Procedure Fill the large cup with water. Fill the smaller cup halfway full with salty water.
Experiments on Stomata and Transpiration: The following points highlight the twelve experiments on stomata and transpiration. Standardise an ocular micrometer with the help of a stage micrometer and calculate the value of 1o cular division.
Standardise in both high and low powers of the microscope. Now, find out the diameter of the field of vision of the microscope by the ocular scale. The area of the field of vision is easily obtained.
Count the number of stomata in this field. Take several readings by moving the epidermal peelings of leaves e. The average of these readings divided by the area of the field is a measure of the stomatal frequency of the leaf, which is generally specific for each species of plant.
State of Opening of Stomata: Peel off epidermal tissue from Rheo and other leaves and quickly put them into hot alcohol.

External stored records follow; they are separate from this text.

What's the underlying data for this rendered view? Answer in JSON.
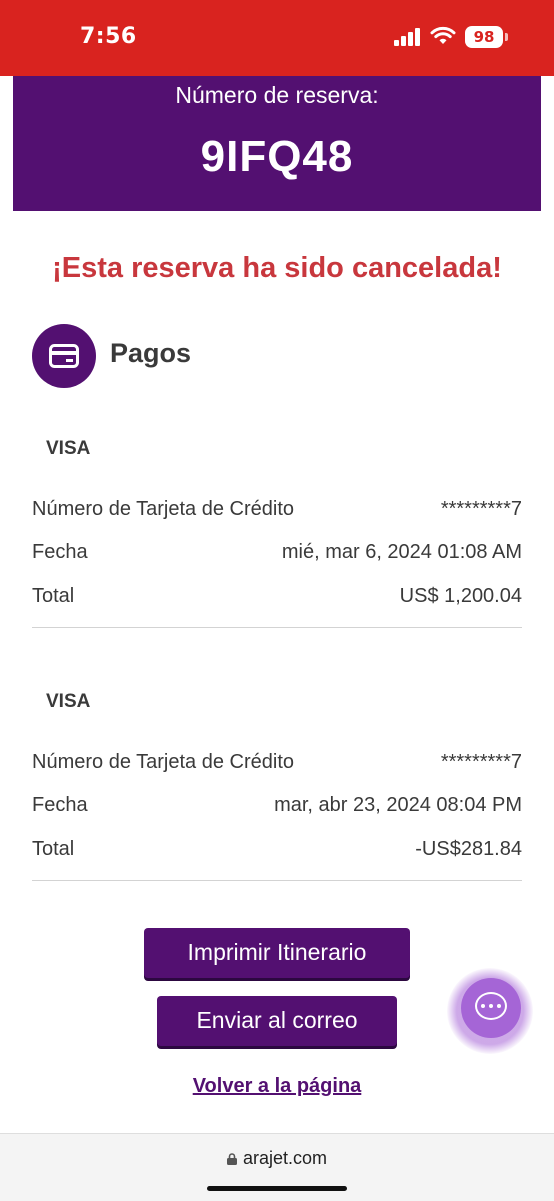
{
  "status_bar": {
    "time": "7:56",
    "battery": "98"
  },
  "reservation": {
    "label": "Número de reserva:",
    "code": "9IFQ48"
  },
  "notice": "¡Esta reserva ha sido cancelada!",
  "pagos": {
    "title": "Pagos",
    "payments": [
      {
        "card_type": "VISA",
        "card_number_label": "Número de Tarjeta de Crédito",
        "card_number": "*********7",
        "date_label": "Fecha",
        "date": "mié, mar 6, 2024 01:08 AM",
        "total_label": "Total",
        "total": "US$ 1,200.04"
      },
      {
        "card_type": "VISA",
        "card_number_label": "Número de Tarjeta de Crédito",
        "card_number": "*********7",
        "date_label": "Fecha",
        "date": "mar, abr 23, 2024 08:04 PM",
        "total_label": "Total",
        "total": "-US$281.84"
      }
    ]
  },
  "actions": {
    "print_label": "Imprimir Itinerario",
    "email_label": "Enviar al correo",
    "back_label": "Volver a la página"
  },
  "browser": {
    "url": "arajet.com"
  },
  "colors": {
    "brand_purple": "#531071",
    "status_red": "#d9231f",
    "cancel_red": "#c8373d",
    "chat_purple": "#a565d6"
  },
  "icons": [
    "credit-card-icon",
    "chat-icon",
    "lock-icon",
    "signal-icon",
    "wifi-icon",
    "battery-icon"
  ]
}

Examine under microscope and measure: Place a drop of absolute alcohol on the leaf and observe the rate of penetration, i. Thinly smear both the surface of a suitable leaf while it is still attached to the plant carefully with Durofix adhesive.
Allow the durofix to dry up quickly into a thin papery film. The film is now stripped off and the impressions of the stomata in the durofix-film can be observed under microscope.
Use of Darwins Porometer: It essentially consists of a vertical tube, one end of which is dipped in a beaker of water. The other end is fixed to a T-tube, into one arm of which is attached a rubber tubing provided with screw-cock and a small glass chamber porometer cup is attached with rubber tubing to the other arm.
If the cup is affixed to upper surface of such a leaf where there may not be any stomata, the water level in the vertical tube is maintained, but no fall in level is observed. This certainly demonstrates that air cannot pass through the cuticle. The rate of fall of the water level and hence that of passage air is thus roughly indicative of the size of stomatal openings.
If the rate of fall diminishes or becomes extremely slow, it evidently indicates that the stomata are closed or about to close. Measurement of the Leaf-Area: Sketch the outlines of leaves on a graph paper and determine the area by counting the number of squares.
Trace the outline of a leaf on a thick uniform cardboard. The leaf outline is cut out by scissors and weighed in a balance. Then, weigh a known area, say, about 4 sq.
The area of the leaf is thus easily found. The tracing of the outline of the leaf on cardboard paper is done in order to ensure uniform thickness of the area which is not obtained if actual leaves are used in weighing.
This is a simple gadget for determination of areas of unspecified surfaces. For routine work, this is a very useful apparatus as areas could be read out quickly from readings in a small vernier attached to the instrument.
Determination of the Total Number of Stomata in a Leaf: Find out the area of the field of vision of microscope under both powers and the average number of stomata present in this area.
The total number of stomata in the particular leaf is then easily obtained.The table below presents an abbreviated geologic time scale, with times and events germane to this essay.
Please refer to a complete geologic time scale when this one seems inadequate. A mangrove is a shrub or small tree that grows in coastal saline or brackish lausannecongress2018.com term is also used for tropical coastal vegetation consisting of such species.
Mangroves occur worldwide in the tropics and subtropics, mainly between latitudes 25° N and 25° lausannecongress2018.com total mangrove forest area of the world in was , square kilometres (53, sq mi), spanning countries and.
The genus Jatropha belongs to the tribe Jatrophieae of Crotonoideae in the family Euphorbiaceae and the genus contains approximately species (Govaerts et al., ).
Dehgan and Webster () divided the genus into two subgenera (Curcas and Jatropha) with 10 sections and 10 lausannecongress2018.com postulated that physic nut (Jatropha curcas L.) is the most primitive form of the genus and that J.
In botany, a stoma (plural "stomata"), also called a stomata (plural "stomates") (from Greek στόμα, "mouth"), is a pore, found in the epidermis of leaves, stems, and other organs, that facilitates gas exchange.
Experiment # V. Determination of the Total Number of Stomata in a Leaf: Find out the area of the field of vision of microscope under both powers and the average number of stomata present in this area. In Problem 1, in order to establish the degree of variation within each test, fifteen different water samples were tested for turbidity using three different methods, test kit, secchi disk, and spectrophotometer.